This month’s Patch Tuesday was a relatively quiet one. Microsoft made a minor update to Spectre v4 patches, issued critical updates only for desktop editions of Windows, and patched three vulnerabilities that had already been publicly disclosed.
In this month’s Patch Tuesday, Microsoft released a disabled-by-default patch for Spectre 4, Adobe plugs a zero-day Flash vulnerability that can be exploited via Excel, and there are fixes for DNS, black screens, and Cortana.
In this Ask the Admin, I look at Spectre Variant 4 and whether it will affect performance as its distributed over the coming weeks.
In this Ask the Admin, I’ll explain how to resolve an RDP error that might appear after the May 2018 cumulative updates.
The General Data Protection Regulation applies to any business storing personal data on EU citizens.
This month the Windows 10 April 2018 Update finally drops, although some Intel SSDs don’t seem to be happy about it, and a zero-day vulnerability is being exploited in the wild.
Google recently announced Asylo, the firm’s newest open-source framework for securing and protecting applications and data that are contained within a trusted execution environment.
Because security and privacy are fashionable, this week’s edition of Short Takes examines Microsoft’s new Azure Sphere platform, a Windows 10 S vulnerability, data requests, the race to $1 trillion, and much, much more.
Microsoft is bringing Windows Defender to Chrome via an extension but there are a few things you need to consider before installing the add-on.
This month’s Patch Tuesday fixes 63 CVE vulnerabilities, 17 of which are critical for Windows 10.
With a little help from Power BI and Azure Log Analytics, Microsoft’s new Project VAST promises to make it easier to identify important security events.
Google recently announced several new tools and services that can be used to protect data stored on the Google Cloud Platform.

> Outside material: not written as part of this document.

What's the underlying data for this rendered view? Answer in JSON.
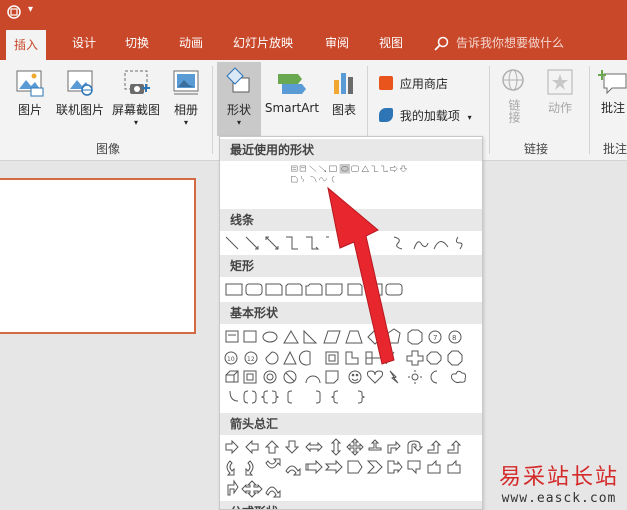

Because I told you so, this edition of Short Takes looks Microsoft’s future in cloud gaming, Intel’s plans to fix security flaws, Microsoft’s new bug bounty, Samsung’s rocky year, and much more.